- [MATERIAL PROVIDED]
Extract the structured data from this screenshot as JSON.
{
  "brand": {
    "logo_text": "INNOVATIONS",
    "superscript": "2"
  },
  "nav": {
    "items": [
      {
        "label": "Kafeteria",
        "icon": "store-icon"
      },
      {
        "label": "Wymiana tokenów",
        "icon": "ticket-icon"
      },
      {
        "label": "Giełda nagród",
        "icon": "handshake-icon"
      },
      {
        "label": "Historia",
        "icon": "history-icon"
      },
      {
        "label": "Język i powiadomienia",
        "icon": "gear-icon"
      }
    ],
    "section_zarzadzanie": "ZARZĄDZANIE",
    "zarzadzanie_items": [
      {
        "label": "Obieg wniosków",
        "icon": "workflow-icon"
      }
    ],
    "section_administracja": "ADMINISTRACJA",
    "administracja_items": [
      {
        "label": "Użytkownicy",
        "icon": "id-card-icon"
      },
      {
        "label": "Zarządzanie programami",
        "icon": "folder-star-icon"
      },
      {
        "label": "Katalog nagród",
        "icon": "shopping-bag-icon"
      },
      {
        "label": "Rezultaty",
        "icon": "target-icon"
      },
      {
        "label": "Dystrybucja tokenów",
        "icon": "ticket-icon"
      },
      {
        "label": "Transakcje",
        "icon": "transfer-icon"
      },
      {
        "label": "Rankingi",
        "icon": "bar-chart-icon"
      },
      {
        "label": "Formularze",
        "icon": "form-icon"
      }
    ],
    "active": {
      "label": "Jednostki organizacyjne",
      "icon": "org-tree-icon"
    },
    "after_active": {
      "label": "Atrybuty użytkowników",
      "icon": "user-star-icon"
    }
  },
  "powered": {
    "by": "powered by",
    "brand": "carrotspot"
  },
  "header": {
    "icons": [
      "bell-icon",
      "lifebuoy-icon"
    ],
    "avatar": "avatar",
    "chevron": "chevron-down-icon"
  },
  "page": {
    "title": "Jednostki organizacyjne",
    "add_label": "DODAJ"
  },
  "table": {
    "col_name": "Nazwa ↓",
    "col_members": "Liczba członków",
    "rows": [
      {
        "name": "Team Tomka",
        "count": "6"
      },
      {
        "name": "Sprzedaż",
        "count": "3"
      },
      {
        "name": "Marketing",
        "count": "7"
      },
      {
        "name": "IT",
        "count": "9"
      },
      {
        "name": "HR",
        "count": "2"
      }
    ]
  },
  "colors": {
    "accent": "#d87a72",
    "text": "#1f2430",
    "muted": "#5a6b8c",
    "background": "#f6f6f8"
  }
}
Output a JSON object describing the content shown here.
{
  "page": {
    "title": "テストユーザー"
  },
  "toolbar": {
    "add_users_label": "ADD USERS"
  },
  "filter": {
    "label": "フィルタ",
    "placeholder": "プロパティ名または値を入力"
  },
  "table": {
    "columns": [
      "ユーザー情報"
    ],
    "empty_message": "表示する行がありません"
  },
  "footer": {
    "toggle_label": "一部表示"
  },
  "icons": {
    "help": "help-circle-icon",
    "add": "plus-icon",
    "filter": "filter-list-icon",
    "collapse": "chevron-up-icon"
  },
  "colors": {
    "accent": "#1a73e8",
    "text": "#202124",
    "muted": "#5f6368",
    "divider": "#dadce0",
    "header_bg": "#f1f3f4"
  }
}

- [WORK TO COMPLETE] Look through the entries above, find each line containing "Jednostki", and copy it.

- [SOLUTION FOR THIS TASK]
      "label": "Jednostki organizacyjne",
    "title": "Jednostki organizacyjne",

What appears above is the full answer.